High profile Twitter accounts including Elon Musk, Apple and Bill Gates hacked in crypto scam
Hackers have compromised the Twitter accounts of high profile and high worth users and companies including Elon Musk, Jeff Bezos, Apple, Barack Obama and Bill Gates in an elaborate cryptocurrency scam.
The hacked accounts tweeted an offer to double any payments sent to a cryptocurrency address.
One of the hacked tweets from Tesla and SpaceX boss Elon Musk said: “Feeling greatful, doubling all payments sent to my BTC address! You send $1,000, I send back $2000. Only doing this for the next 30 minutes”.
Other tweets were then sent by the hackers through other verified accounts including Bill Gates, Warren Buffett, Floyd Mayweather, Barack Obama, Kanye West and Joe Biden with similar offers.
It all began at 4.17pm New York time with Elon Musk’s unusual tweet which was then actually deleted and replaced with another tweet with clearer and more detailed instructions.
The tweets went on for more than two hours with Twitter’s first response of a “security incident” coming at 5.45pm.

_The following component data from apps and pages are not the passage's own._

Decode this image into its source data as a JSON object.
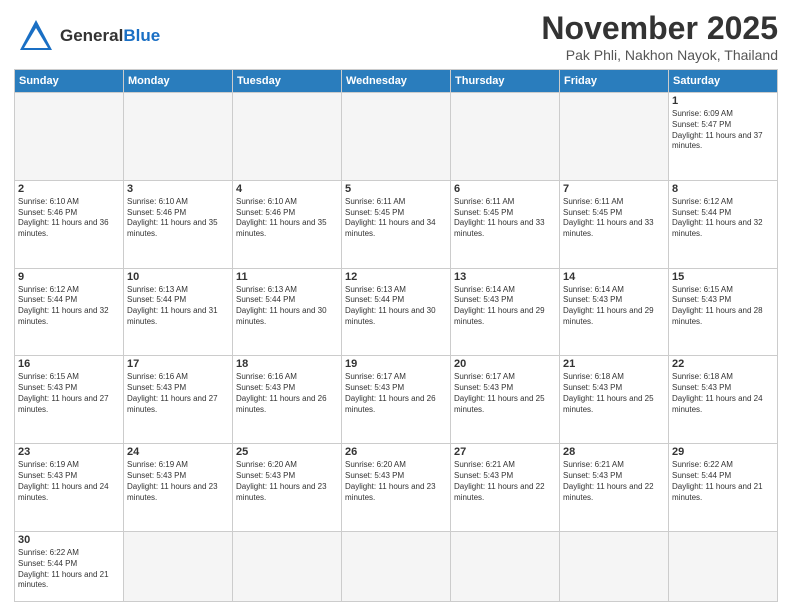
{
  "header": {
    "logo_text_normal": "General",
    "logo_text_colored": "Blue",
    "month_title": "November 2025",
    "location": "Pak Phli, Nakhon Nayok, Thailand"
  },
  "weekdays": [
    "Sunday",
    "Monday",
    "Tuesday",
    "Wednesday",
    "Thursday",
    "Friday",
    "Saturday"
  ],
  "weeks": [
    [
      {
        "day": "",
        "empty": true
      },
      {
        "day": "",
        "empty": true
      },
      {
        "day": "",
        "empty": true
      },
      {
        "day": "",
        "empty": true
      },
      {
        "day": "",
        "empty": true
      },
      {
        "day": "",
        "empty": true
      },
      {
        "day": "1",
        "sunrise": "6:09 AM",
        "sunset": "5:47 PM",
        "daylight": "11 hours and 37 minutes."
      }
    ],
    [
      {
        "day": "2",
        "sunrise": "6:10 AM",
        "sunset": "5:46 PM",
        "daylight": "11 hours and 36 minutes."
      },
      {
        "day": "3",
        "sunrise": "6:10 AM",
        "sunset": "5:46 PM",
        "daylight": "11 hours and 35 minutes."
      },
      {
        "day": "4",
        "sunrise": "6:10 AM",
        "sunset": "5:46 PM",
        "daylight": "11 hours and 35 minutes."
      },
      {
        "day": "5",
        "sunrise": "6:11 AM",
        "sunset": "5:45 PM",
        "daylight": "11 hours and 34 minutes."
      },
      {
        "day": "6",
        "sunrise": "6:11 AM",
        "sunset": "5:45 PM",
        "daylight": "11 hours and 33 minutes."
      },
      {
        "day": "7",
        "sunrise": "6:11 AM",
        "sunset": "5:45 PM",
        "daylight": "11 hours and 33 minutes."
      },
      {
        "day": "8",
        "sunrise": "6:12 AM",
        "sunset": "5:44 PM",
        "daylight": "11 hours and 32 minutes."
      }
    ],
    [
      {
        "day": "9",
        "sunrise": "6:12 AM",
        "sunset": "5:44 PM",
        "daylight": "11 hours and 32 minutes."
      },
      {
        "day": "10",
        "sunrise": "6:13 AM",
        "sunset": "5:44 PM",
        "daylight": "11 hours and 31 minutes."
      },
      {
        "day": "11",
        "sunrise": "6:13 AM",
        "sunset": "5:44 PM",
        "daylight": "11 hours and 30 minutes."
      },
      {
        "day": "12",
        "sunrise": "6:13 AM",
        "sunset": "5:44 PM",
        "daylight": "11 hours and 30 minutes."
      },
      {
        "day": "13",
        "sunrise": "6:14 AM",
        "sunset": "5:43 PM",
        "daylight": "11 hours and 29 minutes."
      },
      {
        "day": "14",
        "sunrise": "6:14 AM",
        "sunset": "5:43 PM",
        "daylight": "11 hours and 29 minutes."
      },
      {
        "day": "15",
        "sunrise": "6:15 AM",
        "sunset": "5:43 PM",
        "daylight": "11 hours and 28 minutes."
      }
    ],
    [
      {
        "day": "16",
        "sunrise": "6:15 AM",
        "sunset": "5:43 PM",
        "daylight": "11 hours and 27 minutes."
      },
      {
        "day": "17",
        "sunrise": "6:16 AM",
        "sunset": "5:43 PM",
        "daylight": "11 hours and 27 minutes."
      },
      {
        "day": "18",
        "sunrise": "6:16 AM",
        "sunset": "5:43 PM",
        "daylight": "11 hours and 26 minutes."
      },
      {
        "day": "19",
        "sunrise": "6:17 AM",
        "sunset": "5:43 PM",
        "daylight": "11 hours and 26 minutes."
      },
      {
        "day": "20",
        "sunrise": "6:17 AM",
        "sunset": "5:43 PM",
        "daylight": "11 hours and 25 minutes."
      },
      {
        "day": "21",
        "sunrise": "6:18 AM",
        "sunset": "5:43 PM",
        "daylight": "11 hours and 25 minutes."
      },
      {
        "day": "22",
        "sunrise": "6:18 AM",
        "sunset": "5:43 PM",
        "daylight": "11 hours and 24 minutes."
      }
    ],
    [
      {
        "day": "23",
        "sunrise": "6:19 AM",
        "sunset": "5:43 PM",
        "daylight": "11 hours and 24 minutes."
      },
      {
        "day": "24",
        "sunrise": "6:19 AM",
        "sunset": "5:43 PM",
        "daylight": "11 hours and 23 minutes."
      },
      {
        "day": "25",
        "sunrise": "6:20 AM",
        "sunset": "5:43 PM",
        "daylight": "11 hours and 23 minutes."
      },
      {
        "day": "26",
        "sunrise": "6:20 AM",
        "sunset": "5:43 PM",
        "daylight": "11 hours and 23 minutes."
      },
      {
        "day": "27",
        "sunrise": "6:21 AM",
        "sunset": "5:43 PM",
        "daylight": "11 hours and 22 minutes."
      },
      {
        "day": "28",
        "sunrise": "6:21 AM",
        "sunset": "5:43 PM",
        "daylight": "11 hours and 22 minutes."
      },
      {
        "day": "29",
        "sunrise": "6:22 AM",
        "sunset": "5:44 PM",
        "daylight": "11 hours and 21 minutes."
      }
    ],
    [
      {
        "day": "30",
        "sunrise": "6:22 AM",
        "sunset": "5:44 PM",
        "daylight": "11 hours and 21 minutes."
      },
      {
        "day": "",
        "empty": true
      },
      {
        "day": "",
        "empty": true
      },
      {
        "day": "",
        "empty": true
      },
      {
        "day": "",
        "empty": true
      },
      {
        "day": "",
        "empty": true
      },
      {
        "day": "",
        "empty": true
      }
    ]
  ],
  "labels": {
    "sunrise": "Sunrise:",
    "sunset": "Sunset:",
    "daylight": "Daylight:"
  }
}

The company’s first reaction was to disable verified accounts (including @StephenFenech and @TechGuideAU) from tweeting at all. At the time of writing – verified accounts are now able to tweet.

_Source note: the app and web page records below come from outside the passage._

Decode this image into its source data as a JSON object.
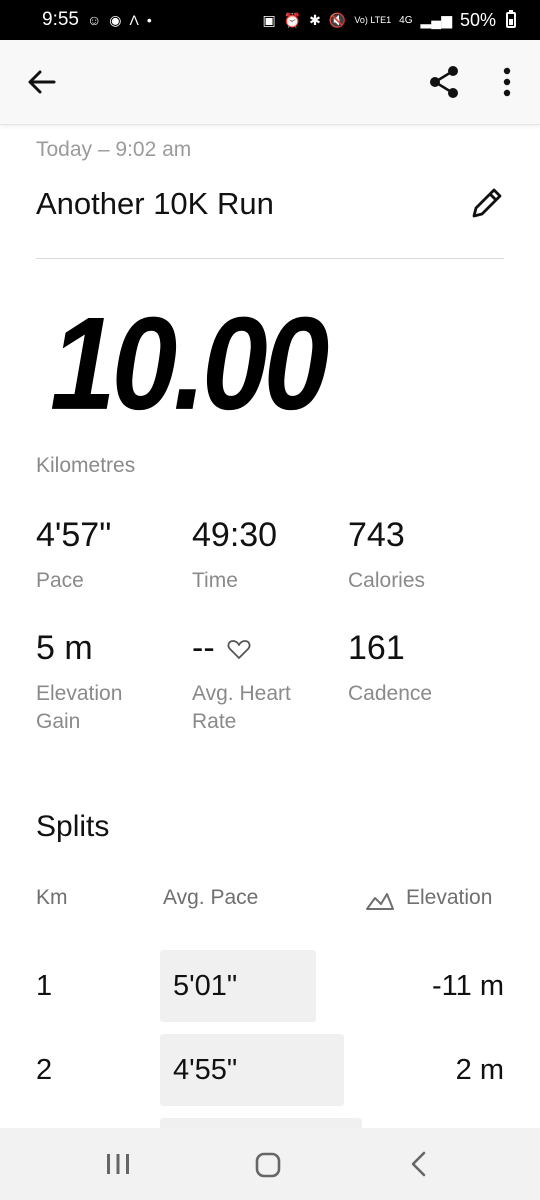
{
  "status_bar": {
    "time": "9:55",
    "left_icons": [
      "notification-icon",
      "record-icon",
      "app-icon",
      "dot-icon"
    ],
    "network_label": "Vo) LTE1",
    "data_label": "4G",
    "battery_percent": "50%",
    "battery_level": 0.5
  },
  "app_bar": {
    "icons": [
      "back-arrow-icon",
      "share-icon",
      "more-vertical-icon"
    ]
  },
  "activity": {
    "date": "Today – 9:02 am",
    "title": "Another 10K Run"
  },
  "distance": {
    "value": "10.00",
    "unit": "Kilometres"
  },
  "stats": [
    {
      "value": "4'57\"",
      "label": "Pace"
    },
    {
      "value": "49:30",
      "label": "Time"
    },
    {
      "value": "743",
      "label": "Calories"
    },
    {
      "value": "5 m",
      "label_line1": "Elevation",
      "label_line2": "Gain"
    },
    {
      "value": "--",
      "label_line1": "Avg. Heart",
      "label_line2": "Rate"
    },
    {
      "value": "161",
      "label": "Cadence"
    }
  ],
  "splits": {
    "title": "Splits",
    "headers": {
      "km": "Km",
      "pace": "Avg. Pace",
      "elevation": "Elevation"
    },
    "rows": [
      {
        "km": "1",
        "pace": "5'01\"",
        "elevation": "-11 m",
        "pace_fraction": 0.68
      },
      {
        "km": "2",
        "pace": "4'55\"",
        "elevation": "2 m",
        "pace_fraction": 0.8
      },
      {
        "km": "",
        "pace": "",
        "elevation": "",
        "pace_fraction": 0.88
      }
    ]
  },
  "colors": {
    "accent": "#000000",
    "secondary_text": "#8a8a8a",
    "bar_fill": "#f0f0f0"
  }
}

Twitter also made it impossible for users to reset their passwords at that time as well.
The fact that the verified accounts of the world’s most high profile accounts – with most presumably having sophisticated passwords and TFA (two factor authentication) – is a monumental security lapse by Twitter.
We are aware of a security incident impacting accounts on Twitter. We are investigating and taking steps to fix it. We will update everyone shortly.
— Twitter Support (@TwitterSupport) July 15, 2020
To achieve this sophisticated hack, the cyber criminals must have found a weakness in Twitter’s security or a vulnerability in the process to create an account or recover an account.
The hack’s aim was for people to assume these messages, which were coming from the verified accounts of the platform’s most famous users and reputable companies, to be real and to act quickly to take advantage of the offer.
Before people worked out the tweets were part of a huge scam, hundreds of thousands of dollars had been sent to a blockchain wallet.
If hackers can access the verified accounts on Twitter, we should take stock of our own online security.
NortonLifeLock Territory Manager Mark Gorrie has some tips people can follow as a precaution after the Twitter security breach:
– Change your password immediately. Even if you do not think the scammers have access to it, it is better to be safe than sorry. We suggest using a password manager to reduce the same password being used across multiple accounts.
– If you were tricked into installing a rogue app, remove it.
– Run a virus scan immediately – this will notify you about malicious websites/activity.
– Report the scam to Facebook or Twitter, depending on where the content is hosted.